Chasing the mirage: the illusion of corporate IT standards
Corporate IT environments tend to evolve in a haphazard fashion, reflecting the competing demands made on them by the organisational functions they support. This state of affairs suggests that IT is doing what it should be doing: supporting the work of organisations. On the other hand, this can result in unwieldy environments that are difficult and expensive to maintain. Efforts to address this generally involve the imposition of standards relating to infrastructure, software and processes. Unfortunately, the results of such efforts are mixed: although the adoption of standards can reduce IT costs, it does not lead to as much standardization as one might expect. In this post I explore why this is so. To this end I first look at intrinsic properties or characteristics that standards are assumed to have and discuss why they don’t actually have them. After that I look at some other factors that are external to standards but can also work against them. My discussion is inspired by and partially based on a paper by Ole Hanseth and Kristin Braa entitled, Hunting for Treasure at the End of the Rainbow: Standardizing Corporate IT Infrastructure.
Assumed characteristics of standards and why they are false
Those who formulate corporate IT standards have in mind a set of specifications that have the following intrinsic characteristics:
- Universality – the specifications are applicable to all users and situations.
- Completeness – they include all details, leaving nothing to the discretion of implementers.
- Unambiguity – every specification has only one possible interpretation.
Unfortunately, none of these hold in the real world. Let’s take a brief look at each of them in turn.
To understand why the universality claimed by standards is false, it is useful to start by considering how a standard is created. Any new knowledge is necessarily local before it becomes a standard– that is, it is formed in a particular context and situation. For example, a particular IT help desk process depends, among other things, on the budget of the IT department and the skills of the helpdesk staff. Moreover, it also depends on external factors such as organizational culture, business expectations, vendor response times and other external interfaces.
Once a process is established, however, local context is deleted and the process is presented as being universal. The key point is that this is an abstraction – the process is presented in a way that presumes that the original context does not matter. However, when one wants to reproduce the process in another environment, one has to reconstruct the context. The problem is that this is not possible; one cannot reproduce the exact same context as the one in which the process was originally constructed. Consequently, the standard has to be tailored to suit the new situation and context. Often this tailoring can be quite drastic. Further, different units in within an organisation might need to tailor the process differently: the customisations that work for the US branch of an organisation may not work in its Australian subsidiary. So one often ends up with different organisational units implementing their own versions of the standard.
Related to the above point is the fact that standards are incomplete. We have seen that standards omit context. However, that is not all: standards documents are generally written at a high level that inevitably overlooks technical detail. As a consequence, those implementing standards have to fill in the gaps based on their knowledge of the technology This inevitably leads to a divergence between an espoused standard and its implementation.
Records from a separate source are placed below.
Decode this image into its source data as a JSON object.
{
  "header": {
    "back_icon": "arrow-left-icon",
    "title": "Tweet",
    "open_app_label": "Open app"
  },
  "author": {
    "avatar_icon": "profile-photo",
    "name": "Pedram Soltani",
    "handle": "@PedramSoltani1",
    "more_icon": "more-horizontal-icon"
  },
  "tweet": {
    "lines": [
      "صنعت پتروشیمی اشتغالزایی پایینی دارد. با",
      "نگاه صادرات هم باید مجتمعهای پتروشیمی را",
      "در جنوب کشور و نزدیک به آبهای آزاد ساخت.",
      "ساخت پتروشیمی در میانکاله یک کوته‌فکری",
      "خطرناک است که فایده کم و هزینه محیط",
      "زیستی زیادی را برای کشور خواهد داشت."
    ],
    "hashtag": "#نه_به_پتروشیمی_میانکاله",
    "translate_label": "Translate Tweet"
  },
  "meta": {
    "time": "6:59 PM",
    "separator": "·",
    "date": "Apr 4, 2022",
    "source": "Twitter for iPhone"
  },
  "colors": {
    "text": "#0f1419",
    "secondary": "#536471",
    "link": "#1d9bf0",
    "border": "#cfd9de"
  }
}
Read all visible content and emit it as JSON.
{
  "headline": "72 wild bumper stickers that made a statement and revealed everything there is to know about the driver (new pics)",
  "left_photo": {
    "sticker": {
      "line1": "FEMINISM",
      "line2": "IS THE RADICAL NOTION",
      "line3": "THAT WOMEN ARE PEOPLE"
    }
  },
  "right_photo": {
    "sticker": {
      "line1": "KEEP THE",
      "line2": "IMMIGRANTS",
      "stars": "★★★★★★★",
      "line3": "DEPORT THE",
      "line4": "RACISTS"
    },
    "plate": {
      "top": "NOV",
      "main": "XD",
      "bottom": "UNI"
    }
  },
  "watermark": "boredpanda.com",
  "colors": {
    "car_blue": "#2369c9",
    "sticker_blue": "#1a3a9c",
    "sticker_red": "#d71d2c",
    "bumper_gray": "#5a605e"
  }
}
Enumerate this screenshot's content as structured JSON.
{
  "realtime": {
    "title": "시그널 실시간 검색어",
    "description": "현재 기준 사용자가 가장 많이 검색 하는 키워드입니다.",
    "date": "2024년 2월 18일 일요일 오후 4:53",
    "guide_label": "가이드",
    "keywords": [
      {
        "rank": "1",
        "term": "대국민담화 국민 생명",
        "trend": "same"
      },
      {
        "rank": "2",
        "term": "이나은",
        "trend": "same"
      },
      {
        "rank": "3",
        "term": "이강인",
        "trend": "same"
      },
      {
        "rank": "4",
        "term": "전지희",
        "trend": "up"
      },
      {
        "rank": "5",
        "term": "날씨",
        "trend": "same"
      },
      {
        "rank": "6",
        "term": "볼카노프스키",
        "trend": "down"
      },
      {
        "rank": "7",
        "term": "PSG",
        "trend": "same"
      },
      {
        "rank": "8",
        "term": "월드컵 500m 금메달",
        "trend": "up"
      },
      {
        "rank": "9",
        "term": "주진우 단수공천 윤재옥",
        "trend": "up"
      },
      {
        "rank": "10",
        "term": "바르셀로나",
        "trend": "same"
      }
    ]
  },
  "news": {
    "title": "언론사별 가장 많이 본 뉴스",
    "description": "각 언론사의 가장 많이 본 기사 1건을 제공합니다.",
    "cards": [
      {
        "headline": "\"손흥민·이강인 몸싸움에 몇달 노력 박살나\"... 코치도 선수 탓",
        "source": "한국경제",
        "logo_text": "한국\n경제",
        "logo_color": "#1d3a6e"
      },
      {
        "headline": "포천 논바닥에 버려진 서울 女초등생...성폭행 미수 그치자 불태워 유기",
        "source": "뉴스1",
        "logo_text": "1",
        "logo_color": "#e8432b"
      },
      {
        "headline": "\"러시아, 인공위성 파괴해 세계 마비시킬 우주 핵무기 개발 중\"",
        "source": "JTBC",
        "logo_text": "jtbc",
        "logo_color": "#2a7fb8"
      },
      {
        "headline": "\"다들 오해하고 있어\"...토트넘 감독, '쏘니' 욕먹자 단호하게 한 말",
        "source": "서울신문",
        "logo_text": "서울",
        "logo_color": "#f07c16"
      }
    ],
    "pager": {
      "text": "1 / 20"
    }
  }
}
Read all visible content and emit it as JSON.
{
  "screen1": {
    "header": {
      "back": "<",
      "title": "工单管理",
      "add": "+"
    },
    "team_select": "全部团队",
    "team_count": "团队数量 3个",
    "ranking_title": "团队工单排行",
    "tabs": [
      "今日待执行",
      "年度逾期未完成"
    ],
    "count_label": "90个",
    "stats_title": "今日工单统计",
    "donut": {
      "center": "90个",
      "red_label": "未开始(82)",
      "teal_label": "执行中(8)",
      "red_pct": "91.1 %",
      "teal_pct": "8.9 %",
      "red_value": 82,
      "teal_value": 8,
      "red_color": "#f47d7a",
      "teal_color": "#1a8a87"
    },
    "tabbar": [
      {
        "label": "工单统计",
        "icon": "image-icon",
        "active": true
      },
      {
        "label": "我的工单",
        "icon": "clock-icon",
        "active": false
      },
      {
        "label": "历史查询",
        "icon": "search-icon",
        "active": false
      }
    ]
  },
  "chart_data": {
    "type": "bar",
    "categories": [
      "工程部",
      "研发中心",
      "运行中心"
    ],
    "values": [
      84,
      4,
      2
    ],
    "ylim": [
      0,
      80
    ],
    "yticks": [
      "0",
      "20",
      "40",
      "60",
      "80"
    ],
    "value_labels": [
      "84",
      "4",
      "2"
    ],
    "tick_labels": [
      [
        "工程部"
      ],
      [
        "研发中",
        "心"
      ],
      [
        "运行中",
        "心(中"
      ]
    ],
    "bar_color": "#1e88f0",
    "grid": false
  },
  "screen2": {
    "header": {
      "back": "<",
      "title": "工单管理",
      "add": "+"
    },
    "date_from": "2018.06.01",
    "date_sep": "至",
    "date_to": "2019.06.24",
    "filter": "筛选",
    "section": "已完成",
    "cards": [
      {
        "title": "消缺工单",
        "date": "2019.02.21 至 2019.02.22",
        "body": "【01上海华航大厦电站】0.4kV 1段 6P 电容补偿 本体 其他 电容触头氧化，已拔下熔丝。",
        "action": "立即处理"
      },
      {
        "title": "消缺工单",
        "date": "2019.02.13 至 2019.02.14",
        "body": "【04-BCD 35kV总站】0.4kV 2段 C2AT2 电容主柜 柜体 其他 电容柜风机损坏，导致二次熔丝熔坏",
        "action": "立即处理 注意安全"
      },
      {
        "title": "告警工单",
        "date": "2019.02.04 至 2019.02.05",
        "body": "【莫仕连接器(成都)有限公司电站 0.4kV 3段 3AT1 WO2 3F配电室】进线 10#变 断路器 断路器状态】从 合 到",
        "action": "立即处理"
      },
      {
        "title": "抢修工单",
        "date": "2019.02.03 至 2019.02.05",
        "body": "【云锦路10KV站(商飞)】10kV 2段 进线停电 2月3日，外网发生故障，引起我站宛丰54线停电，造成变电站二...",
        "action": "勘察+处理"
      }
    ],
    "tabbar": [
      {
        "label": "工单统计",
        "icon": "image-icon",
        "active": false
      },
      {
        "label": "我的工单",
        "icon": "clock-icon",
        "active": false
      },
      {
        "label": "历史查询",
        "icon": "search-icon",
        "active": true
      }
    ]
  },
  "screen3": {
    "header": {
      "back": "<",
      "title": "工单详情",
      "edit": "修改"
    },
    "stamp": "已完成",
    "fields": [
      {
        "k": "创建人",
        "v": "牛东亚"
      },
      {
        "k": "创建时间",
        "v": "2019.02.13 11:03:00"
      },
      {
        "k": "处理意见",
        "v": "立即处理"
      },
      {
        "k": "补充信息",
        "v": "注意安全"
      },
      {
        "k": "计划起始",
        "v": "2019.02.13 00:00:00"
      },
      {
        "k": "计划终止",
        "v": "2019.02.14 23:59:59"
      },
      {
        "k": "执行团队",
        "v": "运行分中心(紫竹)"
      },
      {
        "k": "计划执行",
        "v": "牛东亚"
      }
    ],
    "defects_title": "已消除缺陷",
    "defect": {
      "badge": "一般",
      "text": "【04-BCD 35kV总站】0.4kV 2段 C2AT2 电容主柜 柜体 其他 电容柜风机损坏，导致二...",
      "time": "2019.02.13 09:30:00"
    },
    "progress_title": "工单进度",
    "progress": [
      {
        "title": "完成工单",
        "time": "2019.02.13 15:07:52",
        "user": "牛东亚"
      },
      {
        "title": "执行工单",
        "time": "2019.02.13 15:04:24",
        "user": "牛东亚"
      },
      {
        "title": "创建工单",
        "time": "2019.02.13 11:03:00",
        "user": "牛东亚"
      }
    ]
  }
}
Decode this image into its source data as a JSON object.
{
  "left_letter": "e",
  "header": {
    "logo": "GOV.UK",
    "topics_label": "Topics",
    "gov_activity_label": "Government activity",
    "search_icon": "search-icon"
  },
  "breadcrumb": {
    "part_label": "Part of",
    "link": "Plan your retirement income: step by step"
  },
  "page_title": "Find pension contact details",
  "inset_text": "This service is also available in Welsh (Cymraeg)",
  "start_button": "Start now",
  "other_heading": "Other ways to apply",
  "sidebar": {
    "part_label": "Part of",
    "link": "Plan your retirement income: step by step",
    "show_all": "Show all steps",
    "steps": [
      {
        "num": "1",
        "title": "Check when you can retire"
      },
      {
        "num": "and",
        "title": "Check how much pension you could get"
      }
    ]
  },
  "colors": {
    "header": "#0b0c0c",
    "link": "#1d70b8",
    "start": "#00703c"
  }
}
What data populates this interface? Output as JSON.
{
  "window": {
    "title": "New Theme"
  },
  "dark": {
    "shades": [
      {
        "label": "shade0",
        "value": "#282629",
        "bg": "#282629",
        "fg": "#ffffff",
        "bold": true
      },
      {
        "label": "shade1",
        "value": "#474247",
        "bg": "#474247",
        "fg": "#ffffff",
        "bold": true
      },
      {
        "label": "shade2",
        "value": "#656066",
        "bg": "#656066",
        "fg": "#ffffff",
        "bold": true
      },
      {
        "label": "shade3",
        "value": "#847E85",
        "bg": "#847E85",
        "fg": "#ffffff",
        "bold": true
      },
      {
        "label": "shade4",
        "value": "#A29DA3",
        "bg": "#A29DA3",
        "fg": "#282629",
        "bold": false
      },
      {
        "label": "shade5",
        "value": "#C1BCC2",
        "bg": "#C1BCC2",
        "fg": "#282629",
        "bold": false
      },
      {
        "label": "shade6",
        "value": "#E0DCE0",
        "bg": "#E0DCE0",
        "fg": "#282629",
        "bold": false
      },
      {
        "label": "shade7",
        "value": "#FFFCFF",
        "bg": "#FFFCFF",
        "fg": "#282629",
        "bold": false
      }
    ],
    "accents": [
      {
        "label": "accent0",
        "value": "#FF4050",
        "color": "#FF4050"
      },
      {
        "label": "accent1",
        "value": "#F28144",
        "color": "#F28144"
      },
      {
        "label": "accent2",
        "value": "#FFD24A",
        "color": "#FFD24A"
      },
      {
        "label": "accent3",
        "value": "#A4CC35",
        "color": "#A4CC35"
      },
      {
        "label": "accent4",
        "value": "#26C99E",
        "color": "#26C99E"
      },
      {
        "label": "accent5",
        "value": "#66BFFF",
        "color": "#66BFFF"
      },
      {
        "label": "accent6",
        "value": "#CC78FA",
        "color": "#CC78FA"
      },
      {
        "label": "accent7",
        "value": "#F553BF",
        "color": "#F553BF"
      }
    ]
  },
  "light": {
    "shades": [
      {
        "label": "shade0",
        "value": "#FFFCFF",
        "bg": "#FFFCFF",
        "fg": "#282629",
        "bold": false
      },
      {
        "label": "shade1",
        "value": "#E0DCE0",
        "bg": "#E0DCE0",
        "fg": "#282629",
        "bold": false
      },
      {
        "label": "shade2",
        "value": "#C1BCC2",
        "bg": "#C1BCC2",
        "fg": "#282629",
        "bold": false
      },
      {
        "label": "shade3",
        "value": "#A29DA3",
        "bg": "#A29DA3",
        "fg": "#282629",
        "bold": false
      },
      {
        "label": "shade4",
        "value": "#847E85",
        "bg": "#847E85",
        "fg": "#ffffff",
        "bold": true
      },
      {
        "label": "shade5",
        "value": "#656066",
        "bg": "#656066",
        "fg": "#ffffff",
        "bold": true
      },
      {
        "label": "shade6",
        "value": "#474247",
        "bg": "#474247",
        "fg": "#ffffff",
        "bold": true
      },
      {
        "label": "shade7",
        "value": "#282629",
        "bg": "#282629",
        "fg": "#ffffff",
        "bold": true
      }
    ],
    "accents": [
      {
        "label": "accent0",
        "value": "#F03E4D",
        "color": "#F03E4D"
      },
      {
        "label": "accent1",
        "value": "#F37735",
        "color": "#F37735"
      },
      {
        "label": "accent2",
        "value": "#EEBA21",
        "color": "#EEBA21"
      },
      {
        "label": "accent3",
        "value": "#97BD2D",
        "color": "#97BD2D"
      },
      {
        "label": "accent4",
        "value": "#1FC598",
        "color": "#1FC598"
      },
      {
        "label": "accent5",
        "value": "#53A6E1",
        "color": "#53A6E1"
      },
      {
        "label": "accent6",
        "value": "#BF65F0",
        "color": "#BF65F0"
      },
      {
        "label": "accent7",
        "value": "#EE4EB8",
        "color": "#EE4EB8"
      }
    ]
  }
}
Two people who read a set of high-level instructions will often come away with different interpretations of what exactly those instructions mean. Such differences can be overcome providing:
- Those involved are aware of the differences in interpretation, and
- They care enough to want to do something about it.
These points are moot Firstly, people tend to assume that their interpretation is the right one. Secondly, even if they are aware of ambiguities, they may choose not to seek clarification because of geographical, language and other barriers.
Some may argue that it is possible to work through some of the problems listed above. For example, it is possible – with some effort – to reduce incompleteness and ambiguity. Nevertheless, even if one does this (and the effort should not be underestimated!), there are other factors that can sabotage the implementation of standards. These include:
- Politics – It is a fact of life that organisations consist of stakeholder groups with different interests. Quite often these interests will conflict with each other. A good example is the outsourcing vs. in-house IT debate, in which management and staff usually have opposing views.
- Legacy – Those who want to implement standards have to overcome the resistance of legacy – the installed base that already exists within the organisation. Typically owners and users of legacy systems will oppose the imposition of the new standards, first overtly and if that does not work, then covertly. Moreover, legacy applications make demands of their own – infrastructure requirements, interfaces, support etc., each of which may not be compatible with the new standards.
- FUD factor – Finally, there is the whole issue of FUD (Fear, Uncertainty and Doubt) caused by the new standards. Many IT staff and other employees view standards negatively because they represent an unknown. Although much is said about the need to inform and educate people, most often this is done in a half-baked way that only serves to increase FUD.
Although the implementation of corporate IT standards can reduce an organisation’s application portfolio and the attendant costs, it does not reduce complexity as much as managers might hope. As discussed above, non-universality, incompleteness and ambiguity of standards will generally end up subverting standardization (see my post entitled The ERP paradox for an example of this at work). Moreover, even if an organisation addresses the inherent shortcomings of standards, the human factor remains: individuals who might lose out will resist change, and different groups will push to have their preferred platforms included in the standard.
In summary: a standardized IT environment will remain a mirage, tantalizingly in sight but always out of reach.